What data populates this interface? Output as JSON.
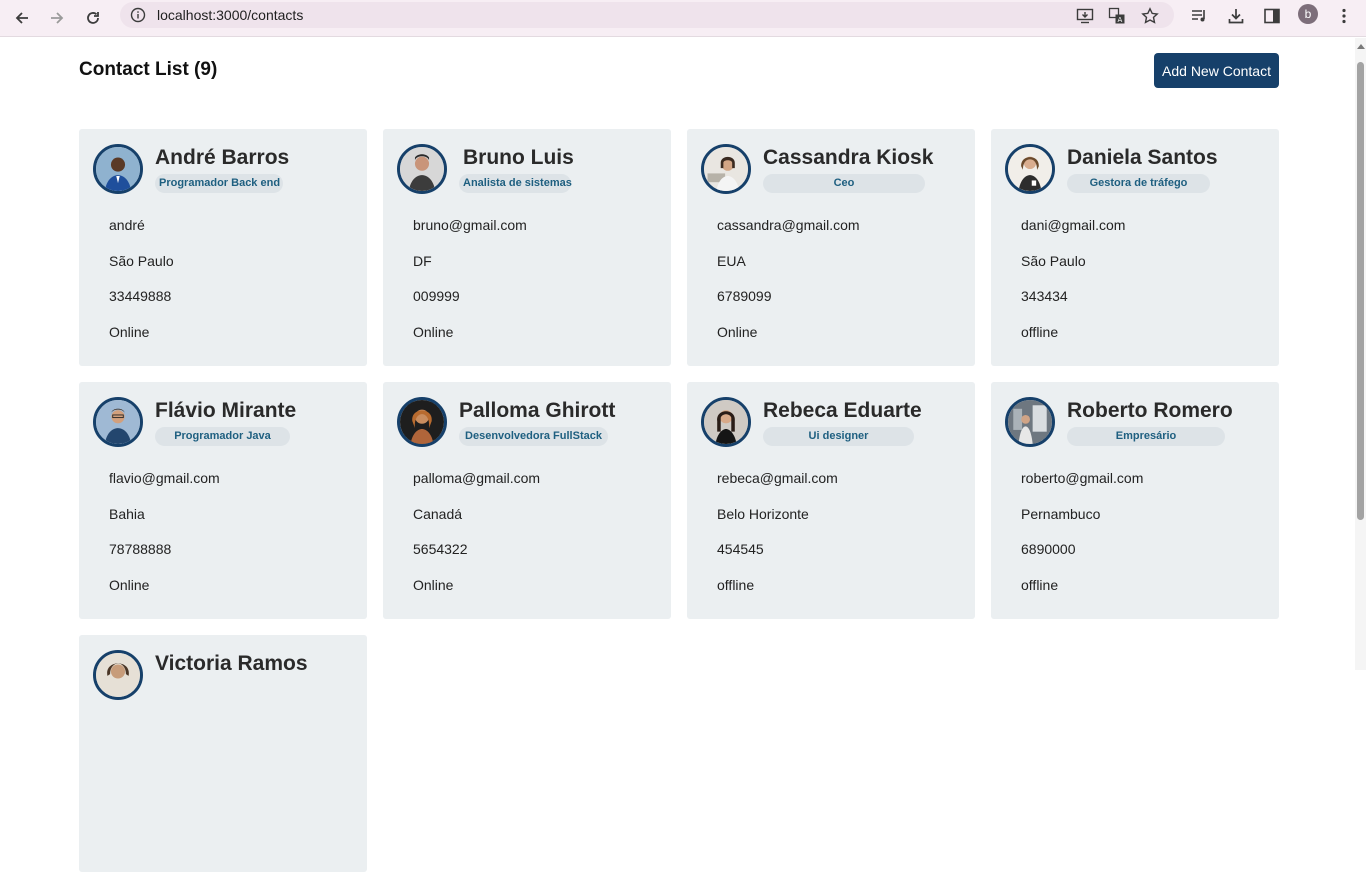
{
  "browser": {
    "url": "localhost:3000/contacts",
    "profile_initial": "b"
  },
  "page": {
    "title": "Contact List (9)",
    "add_button_label": "Add New Contact"
  },
  "contacts": [
    {
      "name": "André Barros",
      "role": "Programador Back end",
      "email": "andré",
      "location": "São Paulo",
      "phone": "33449888",
      "status": "Online"
    },
    {
      "name": "Bruno Luis",
      "role": "Analista de sistemas",
      "email": "bruno@gmail.com",
      "location": "DF",
      "phone": "009999",
      "status": "Online"
    },
    {
      "name": "Cassandra Kiosk",
      "role": "Ceo",
      "email": "cassandra@gmail.com",
      "location": "EUA",
      "phone": "6789099",
      "status": "Online"
    },
    {
      "name": "Daniela Santos",
      "role": "Gestora de tráfego",
      "email": "dani@gmail.com",
      "location": "São Paulo",
      "phone": "343434",
      "status": "offline"
    },
    {
      "name": "Flávio Mirante",
      "role": "Programador Java",
      "email": "flavio@gmail.com",
      "location": "Bahia",
      "phone": "78788888",
      "status": "Online"
    },
    {
      "name": "Palloma Ghirott",
      "role": "Desenvolvedora FullStack",
      "email": "palloma@gmail.com",
      "location": "Canadá",
      "phone": "5654322",
      "status": "Online"
    },
    {
      "name": "Rebeca Eduarte",
      "role": "Ui designer",
      "email": "rebeca@gmail.com",
      "location": "Belo Horizonte",
      "phone": "454545",
      "status": "offline"
    },
    {
      "name": "Roberto Romero",
      "role": "Empresário",
      "email": "roberto@gmail.com",
      "location": "Pernambuco",
      "phone": "6890000",
      "status": "offline"
    },
    {
      "name": "Victoria Ramos",
      "role": "",
      "email": "",
      "location": "",
      "phone": "",
      "status": ""
    }
  ],
  "colors": {
    "accent": "#16406a",
    "card_bg": "#ebeff1",
    "role_text": "#1e5f80",
    "role_bg": "#dde3e7"
  },
  "icons": {
    "back": "arrow-left-icon",
    "forward": "arrow-right-icon",
    "reload": "reload-icon",
    "site_info": "site-info-icon",
    "install": "install-app-icon",
    "translate": "translate-icon",
    "bookmark": "star-icon",
    "media": "media-controls-icon",
    "downloads": "download-icon",
    "side_panel": "side-panel-icon",
    "menu": "kebab-menu-icon"
  }
}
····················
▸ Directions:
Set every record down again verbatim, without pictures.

▸ Output:
What data populates this interface? Output as JSON.
{
  "browser": {
    "url": "localhost:3000/contacts",
    "profile_initial": "b"
  },
  "page": {
    "title": "Contact List (9)",
    "add_button_label": "Add New Contact"
  },
  "contacts": [
    {
      "name": "André Barros",
      "role": "Programador Back end",
      "email": "andré",
      "location": "São Paulo",
      "phone": "33449888",
      "status": "Online"
    },
    {
      "name": "Bruno Luis",
      "role": "Analista de sistemas",
      "email": "bruno@gmail.com",
      "location": "DF",
      "phone": "009999",
      "status": "Online"
    },
    {
      "name": "Cassandra Kiosk",
      "role": "Ceo",
      "email": "cassandra@gmail.com",
      "location": "EUA",
      "phone": "6789099",
      "status": "Online"
    },
    {
      "name": "Daniela Santos",
      "role": "Gestora de tráfego",
      "email": "dani@gmail.com",
      "location": "São Paulo",
      "phone": "343434",
      "status": "offline"
    },
    {
      "name": "Flávio Mirante",
      "role": "Programador Java",
      "email": "flavio@gmail.com",
      "location": "Bahia",
      "phone": "78788888",
      "status": "Online"
    },
    {
      "name": "Palloma Ghirott",
      "role": "Desenvolvedora FullStack",
      "email": "palloma@gmail.com",
      "location": "Canadá",
      "phone": "5654322",
      "status": "Online"
    },
    {
      "name": "Rebeca Eduarte",
      "role": "Ui designer",
      "email": "rebeca@gmail.com",
      "location": "Belo Horizonte",
      "phone": "454545",
      "status": "offline"
    },
    {
      "name": "Roberto Romero",
      "role": "Empresário",
      "email": "roberto@gmail.com",
      "location": "Pernambuco",
      "phone": "6890000",
      "status": "offline"
    },
    {
      "name": "Victoria Ramos",
      "role": "",
      "email": "",
      "location": "",
      "phone": "",
      "status": ""
    }
  ],
  "colors": {
    "accent": "#16406a",
    "card_bg": "#ebeff1",
    "role_text": "#1e5f80",
    "role_bg": "#dde3e7"
  },
  "icons": {
    "back": "arrow-left-icon",
    "forward": "arrow-right-icon",
    "reload": "reload-icon",
    "site_info": "site-info-icon",
    "install": "install-app-icon",
    "translate": "translate-icon",
    "bookmark": "star-icon",
    "media": "media-controls-icon",
    "downloads": "download-icon",
    "side_panel": "side-panel-icon",
    "menu": "kebab-menu-icon"
  }
}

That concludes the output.